Next came a report on the strength of business conditions in the Chicagoland area with the Chicago PMI survey.   This survey of both manufacturing and non manufacturing companies lets us know whether business conditions are improving or contracting in the Chicago region.  Readings above 50 indicate expansion while readings below 50 indicate contraction.   September’s reading fell to 46.1 from 50.0 in August breaking a run of several months in a row of improving conditions.   Economists surveyed for this month’s report expect conditions to improve to 48.5.  Today's release indicates that business conditions in the Chicago region improved much more than expected to a 54.2 reading.   We get a reading on the national strength of business conditions next week with the ISM index which is much more important than this regional report. 
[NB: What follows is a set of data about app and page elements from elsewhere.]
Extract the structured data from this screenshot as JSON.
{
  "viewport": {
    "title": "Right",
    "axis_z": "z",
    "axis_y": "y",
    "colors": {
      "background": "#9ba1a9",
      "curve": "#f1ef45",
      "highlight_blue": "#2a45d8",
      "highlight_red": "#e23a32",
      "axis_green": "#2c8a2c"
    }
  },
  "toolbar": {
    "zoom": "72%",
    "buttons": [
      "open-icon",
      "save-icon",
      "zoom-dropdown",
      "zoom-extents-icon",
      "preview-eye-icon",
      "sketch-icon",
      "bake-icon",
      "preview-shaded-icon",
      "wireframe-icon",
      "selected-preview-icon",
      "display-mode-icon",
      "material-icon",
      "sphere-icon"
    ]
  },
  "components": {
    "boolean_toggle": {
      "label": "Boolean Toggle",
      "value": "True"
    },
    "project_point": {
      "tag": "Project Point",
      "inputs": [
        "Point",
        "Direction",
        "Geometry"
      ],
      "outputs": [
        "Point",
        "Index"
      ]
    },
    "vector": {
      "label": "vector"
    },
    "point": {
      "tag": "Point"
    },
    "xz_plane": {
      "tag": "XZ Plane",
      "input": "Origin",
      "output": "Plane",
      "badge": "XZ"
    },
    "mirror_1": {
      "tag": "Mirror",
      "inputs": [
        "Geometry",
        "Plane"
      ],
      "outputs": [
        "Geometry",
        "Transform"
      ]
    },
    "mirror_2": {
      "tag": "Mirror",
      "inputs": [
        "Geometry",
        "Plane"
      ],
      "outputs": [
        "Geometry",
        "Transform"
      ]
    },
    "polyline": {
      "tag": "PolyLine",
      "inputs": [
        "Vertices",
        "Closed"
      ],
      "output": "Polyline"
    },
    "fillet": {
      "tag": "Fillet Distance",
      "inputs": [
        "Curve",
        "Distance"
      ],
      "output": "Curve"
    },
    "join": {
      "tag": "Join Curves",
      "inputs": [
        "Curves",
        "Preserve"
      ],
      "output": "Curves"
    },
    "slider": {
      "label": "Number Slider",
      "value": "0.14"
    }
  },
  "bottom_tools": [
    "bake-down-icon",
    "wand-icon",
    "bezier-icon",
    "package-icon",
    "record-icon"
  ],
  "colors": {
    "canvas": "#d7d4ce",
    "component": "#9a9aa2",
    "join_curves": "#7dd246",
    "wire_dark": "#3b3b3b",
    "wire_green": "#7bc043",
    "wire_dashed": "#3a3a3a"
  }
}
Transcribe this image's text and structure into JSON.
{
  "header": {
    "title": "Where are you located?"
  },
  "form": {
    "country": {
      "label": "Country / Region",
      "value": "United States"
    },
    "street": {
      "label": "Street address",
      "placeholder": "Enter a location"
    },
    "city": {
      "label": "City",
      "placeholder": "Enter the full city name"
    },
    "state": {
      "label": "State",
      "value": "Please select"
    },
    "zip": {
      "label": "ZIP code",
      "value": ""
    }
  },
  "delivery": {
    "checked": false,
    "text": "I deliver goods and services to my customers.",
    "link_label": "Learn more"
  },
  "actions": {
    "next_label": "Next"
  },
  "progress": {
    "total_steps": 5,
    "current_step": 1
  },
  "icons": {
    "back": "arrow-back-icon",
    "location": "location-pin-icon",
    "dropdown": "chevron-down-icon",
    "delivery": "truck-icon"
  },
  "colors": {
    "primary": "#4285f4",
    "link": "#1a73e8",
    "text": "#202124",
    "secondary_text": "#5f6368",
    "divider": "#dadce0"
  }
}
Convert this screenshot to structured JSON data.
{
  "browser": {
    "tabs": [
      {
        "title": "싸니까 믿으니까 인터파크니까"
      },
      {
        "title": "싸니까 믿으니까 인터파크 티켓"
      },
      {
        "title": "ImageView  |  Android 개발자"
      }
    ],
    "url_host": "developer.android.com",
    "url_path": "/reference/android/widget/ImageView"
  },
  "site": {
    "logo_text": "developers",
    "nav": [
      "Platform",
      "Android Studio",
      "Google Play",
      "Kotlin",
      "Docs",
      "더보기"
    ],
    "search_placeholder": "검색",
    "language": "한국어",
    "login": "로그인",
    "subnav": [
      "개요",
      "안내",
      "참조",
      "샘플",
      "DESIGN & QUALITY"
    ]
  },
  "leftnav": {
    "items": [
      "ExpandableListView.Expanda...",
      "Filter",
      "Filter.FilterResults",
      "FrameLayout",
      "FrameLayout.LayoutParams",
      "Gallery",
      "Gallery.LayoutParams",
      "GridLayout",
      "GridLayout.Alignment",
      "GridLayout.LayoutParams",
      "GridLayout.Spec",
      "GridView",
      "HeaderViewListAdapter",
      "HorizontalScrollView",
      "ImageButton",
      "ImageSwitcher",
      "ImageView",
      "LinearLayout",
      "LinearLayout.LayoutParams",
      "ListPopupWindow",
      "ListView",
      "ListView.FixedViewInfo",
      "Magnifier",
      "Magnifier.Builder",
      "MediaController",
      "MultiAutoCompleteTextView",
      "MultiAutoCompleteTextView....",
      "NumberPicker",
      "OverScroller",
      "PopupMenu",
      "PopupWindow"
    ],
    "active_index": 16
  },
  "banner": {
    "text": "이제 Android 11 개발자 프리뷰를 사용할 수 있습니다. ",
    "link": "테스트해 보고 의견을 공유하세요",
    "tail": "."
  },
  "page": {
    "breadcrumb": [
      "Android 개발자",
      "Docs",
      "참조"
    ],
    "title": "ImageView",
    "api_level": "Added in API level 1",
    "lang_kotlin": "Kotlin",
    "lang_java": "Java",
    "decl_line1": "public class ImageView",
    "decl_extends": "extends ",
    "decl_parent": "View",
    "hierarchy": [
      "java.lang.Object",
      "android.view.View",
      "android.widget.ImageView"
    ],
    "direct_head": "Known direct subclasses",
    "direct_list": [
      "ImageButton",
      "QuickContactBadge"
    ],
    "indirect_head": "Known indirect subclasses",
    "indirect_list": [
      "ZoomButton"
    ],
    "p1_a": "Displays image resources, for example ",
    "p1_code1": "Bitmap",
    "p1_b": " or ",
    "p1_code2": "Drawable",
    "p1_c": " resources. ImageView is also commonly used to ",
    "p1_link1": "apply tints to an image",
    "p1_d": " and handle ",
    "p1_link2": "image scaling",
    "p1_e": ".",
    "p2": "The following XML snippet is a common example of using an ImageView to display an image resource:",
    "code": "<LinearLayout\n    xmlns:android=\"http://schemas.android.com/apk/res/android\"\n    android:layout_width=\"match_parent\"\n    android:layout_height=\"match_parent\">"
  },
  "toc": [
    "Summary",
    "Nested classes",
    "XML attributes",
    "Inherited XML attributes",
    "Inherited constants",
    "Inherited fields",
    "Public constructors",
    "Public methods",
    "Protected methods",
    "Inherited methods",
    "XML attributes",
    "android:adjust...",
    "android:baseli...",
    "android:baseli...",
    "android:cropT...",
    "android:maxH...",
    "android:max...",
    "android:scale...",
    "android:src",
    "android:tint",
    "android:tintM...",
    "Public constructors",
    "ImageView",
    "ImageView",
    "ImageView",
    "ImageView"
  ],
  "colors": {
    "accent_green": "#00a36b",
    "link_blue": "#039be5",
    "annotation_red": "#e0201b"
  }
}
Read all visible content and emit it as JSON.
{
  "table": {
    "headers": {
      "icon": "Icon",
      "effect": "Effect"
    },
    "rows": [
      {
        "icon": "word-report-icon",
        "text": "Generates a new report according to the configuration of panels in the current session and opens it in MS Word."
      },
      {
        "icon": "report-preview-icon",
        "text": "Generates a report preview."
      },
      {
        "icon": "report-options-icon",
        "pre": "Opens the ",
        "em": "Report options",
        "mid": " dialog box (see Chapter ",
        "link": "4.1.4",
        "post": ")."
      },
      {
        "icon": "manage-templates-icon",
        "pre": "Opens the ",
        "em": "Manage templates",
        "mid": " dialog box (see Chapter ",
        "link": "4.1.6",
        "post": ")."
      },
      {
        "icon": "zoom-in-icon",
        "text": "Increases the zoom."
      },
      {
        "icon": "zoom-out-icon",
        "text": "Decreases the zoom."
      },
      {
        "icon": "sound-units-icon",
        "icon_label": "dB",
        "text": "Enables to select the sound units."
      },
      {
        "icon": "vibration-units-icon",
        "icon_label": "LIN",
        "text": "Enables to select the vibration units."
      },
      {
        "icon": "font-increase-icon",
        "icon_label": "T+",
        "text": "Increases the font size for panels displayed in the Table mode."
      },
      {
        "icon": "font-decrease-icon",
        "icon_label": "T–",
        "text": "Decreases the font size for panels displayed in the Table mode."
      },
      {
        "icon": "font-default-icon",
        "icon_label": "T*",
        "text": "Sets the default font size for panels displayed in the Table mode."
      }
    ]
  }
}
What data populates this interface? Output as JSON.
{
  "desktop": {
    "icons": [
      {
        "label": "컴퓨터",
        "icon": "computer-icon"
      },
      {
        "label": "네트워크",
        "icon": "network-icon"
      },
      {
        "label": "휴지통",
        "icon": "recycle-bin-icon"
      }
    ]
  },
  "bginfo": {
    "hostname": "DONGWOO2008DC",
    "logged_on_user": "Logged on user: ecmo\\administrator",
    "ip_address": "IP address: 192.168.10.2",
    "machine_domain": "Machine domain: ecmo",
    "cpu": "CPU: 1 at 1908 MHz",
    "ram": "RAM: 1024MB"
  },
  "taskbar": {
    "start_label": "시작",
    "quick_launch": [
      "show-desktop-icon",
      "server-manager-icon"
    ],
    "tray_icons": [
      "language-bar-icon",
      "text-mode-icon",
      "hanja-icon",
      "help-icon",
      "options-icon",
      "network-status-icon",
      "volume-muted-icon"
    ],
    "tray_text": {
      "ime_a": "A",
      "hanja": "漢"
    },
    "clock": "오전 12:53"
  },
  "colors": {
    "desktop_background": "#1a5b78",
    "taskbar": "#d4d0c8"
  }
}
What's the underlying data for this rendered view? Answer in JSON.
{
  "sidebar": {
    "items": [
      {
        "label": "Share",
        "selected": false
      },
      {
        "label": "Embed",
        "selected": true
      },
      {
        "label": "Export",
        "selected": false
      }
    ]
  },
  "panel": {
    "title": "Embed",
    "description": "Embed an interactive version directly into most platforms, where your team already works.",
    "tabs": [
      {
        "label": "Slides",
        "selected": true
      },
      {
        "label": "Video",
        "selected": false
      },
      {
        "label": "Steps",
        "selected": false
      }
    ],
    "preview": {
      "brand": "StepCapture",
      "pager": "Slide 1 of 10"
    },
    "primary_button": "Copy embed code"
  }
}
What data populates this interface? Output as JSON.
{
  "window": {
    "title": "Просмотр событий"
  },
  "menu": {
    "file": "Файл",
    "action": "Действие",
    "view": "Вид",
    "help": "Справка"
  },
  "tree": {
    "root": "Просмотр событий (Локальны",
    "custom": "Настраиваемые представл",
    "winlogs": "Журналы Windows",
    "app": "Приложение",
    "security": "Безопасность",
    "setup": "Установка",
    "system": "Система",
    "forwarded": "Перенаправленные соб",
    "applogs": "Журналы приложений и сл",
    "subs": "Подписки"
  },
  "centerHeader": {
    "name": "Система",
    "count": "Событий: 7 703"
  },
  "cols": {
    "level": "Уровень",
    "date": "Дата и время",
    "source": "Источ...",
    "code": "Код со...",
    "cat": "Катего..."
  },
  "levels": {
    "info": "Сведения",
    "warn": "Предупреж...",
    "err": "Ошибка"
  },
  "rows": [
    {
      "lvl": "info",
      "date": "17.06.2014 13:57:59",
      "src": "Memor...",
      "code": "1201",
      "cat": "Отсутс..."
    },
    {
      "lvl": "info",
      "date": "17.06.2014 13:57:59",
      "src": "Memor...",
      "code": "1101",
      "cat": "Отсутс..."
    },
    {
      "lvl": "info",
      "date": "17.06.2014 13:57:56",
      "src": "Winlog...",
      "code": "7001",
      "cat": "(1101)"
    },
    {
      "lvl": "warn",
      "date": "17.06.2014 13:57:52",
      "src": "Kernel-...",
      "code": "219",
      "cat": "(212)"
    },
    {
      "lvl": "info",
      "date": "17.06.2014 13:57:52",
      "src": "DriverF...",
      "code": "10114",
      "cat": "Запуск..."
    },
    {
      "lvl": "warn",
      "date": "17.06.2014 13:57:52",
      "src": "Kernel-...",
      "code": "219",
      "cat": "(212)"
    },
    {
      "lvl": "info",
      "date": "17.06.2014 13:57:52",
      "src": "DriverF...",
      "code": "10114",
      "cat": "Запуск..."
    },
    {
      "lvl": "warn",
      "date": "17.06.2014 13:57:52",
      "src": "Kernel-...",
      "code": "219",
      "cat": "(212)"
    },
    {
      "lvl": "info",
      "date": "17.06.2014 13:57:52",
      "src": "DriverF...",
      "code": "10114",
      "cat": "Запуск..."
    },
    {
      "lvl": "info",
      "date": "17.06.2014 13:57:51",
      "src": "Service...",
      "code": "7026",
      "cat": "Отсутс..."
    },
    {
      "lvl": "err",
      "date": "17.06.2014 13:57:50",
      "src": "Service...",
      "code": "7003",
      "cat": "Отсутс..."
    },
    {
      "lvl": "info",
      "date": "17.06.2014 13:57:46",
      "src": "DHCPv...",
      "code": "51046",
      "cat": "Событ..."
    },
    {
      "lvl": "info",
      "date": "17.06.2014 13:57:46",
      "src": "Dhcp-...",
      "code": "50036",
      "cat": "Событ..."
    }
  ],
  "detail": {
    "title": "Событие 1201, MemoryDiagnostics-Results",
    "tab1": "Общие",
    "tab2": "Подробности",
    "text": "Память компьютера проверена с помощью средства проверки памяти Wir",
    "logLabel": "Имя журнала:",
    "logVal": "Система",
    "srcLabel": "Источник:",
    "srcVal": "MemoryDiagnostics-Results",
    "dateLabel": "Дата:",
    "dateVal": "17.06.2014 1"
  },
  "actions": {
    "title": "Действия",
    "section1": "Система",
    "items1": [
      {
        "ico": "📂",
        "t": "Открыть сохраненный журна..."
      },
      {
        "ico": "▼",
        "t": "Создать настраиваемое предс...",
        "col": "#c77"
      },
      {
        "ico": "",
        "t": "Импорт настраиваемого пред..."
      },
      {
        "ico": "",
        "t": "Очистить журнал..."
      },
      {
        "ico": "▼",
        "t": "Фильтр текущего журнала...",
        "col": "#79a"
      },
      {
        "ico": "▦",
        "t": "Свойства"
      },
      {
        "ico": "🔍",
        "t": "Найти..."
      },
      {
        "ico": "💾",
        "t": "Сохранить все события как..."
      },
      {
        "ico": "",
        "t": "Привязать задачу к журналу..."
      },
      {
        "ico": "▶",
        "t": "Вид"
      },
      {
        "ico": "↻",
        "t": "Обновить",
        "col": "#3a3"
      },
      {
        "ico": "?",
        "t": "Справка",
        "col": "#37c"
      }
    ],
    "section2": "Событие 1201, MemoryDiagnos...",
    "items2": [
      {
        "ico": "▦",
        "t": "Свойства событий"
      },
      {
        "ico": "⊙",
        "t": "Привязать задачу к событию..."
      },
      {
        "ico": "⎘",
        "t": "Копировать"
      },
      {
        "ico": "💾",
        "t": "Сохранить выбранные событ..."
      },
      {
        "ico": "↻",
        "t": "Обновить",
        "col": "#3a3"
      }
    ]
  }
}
The final report on the day provided a reading on how you, the consumer is feeling: The Consumer Sentiment report.  The University of Michigan’s Consumer Survey Center questions 500 households each month on their personal financial conditions and attitudes about the overall economy.  An optimistic consumer is more likely to spend money while a pessimistic consumer is more likely to save.   Last month’s report showed consumers were becoming less optimistic as the survey fell more than 4 points from the prior month to 69.4.   Economists surveyed for this month’s report are expecting a small increase to 70.0.The survey says…consumers are more optimistic than expected, the print was 70.6. Not much surface level reaction in the marketplace.


Reports from fellow mortgage professionals indicate lender rate sheets are similar to yesterday morning's.  The par 30 year conventional rate mortgage remains in the 4.75% to 5.00% range for well qualified consumers.  To secure a par rate you must have a FICO credit score of 740 or higher, a loan to value at 80% or less and pay all closing costs including one point loan origination/discount/broker fee. 

After the release of all the data today, MBS have regained yesterday's losses, putting prices back in the middle of trading range.   Following the strategy of lock at the price highs and float the lows, I am going to recommend cautiously floating your rate over the weekend, if your loan is closing in more than a week.  For consumers closing within the next week, time to cash in and take advantage of the lower rates.  This strategy has worked well for gauging lock float decisions over the past few months.

Everyone have a great weekend.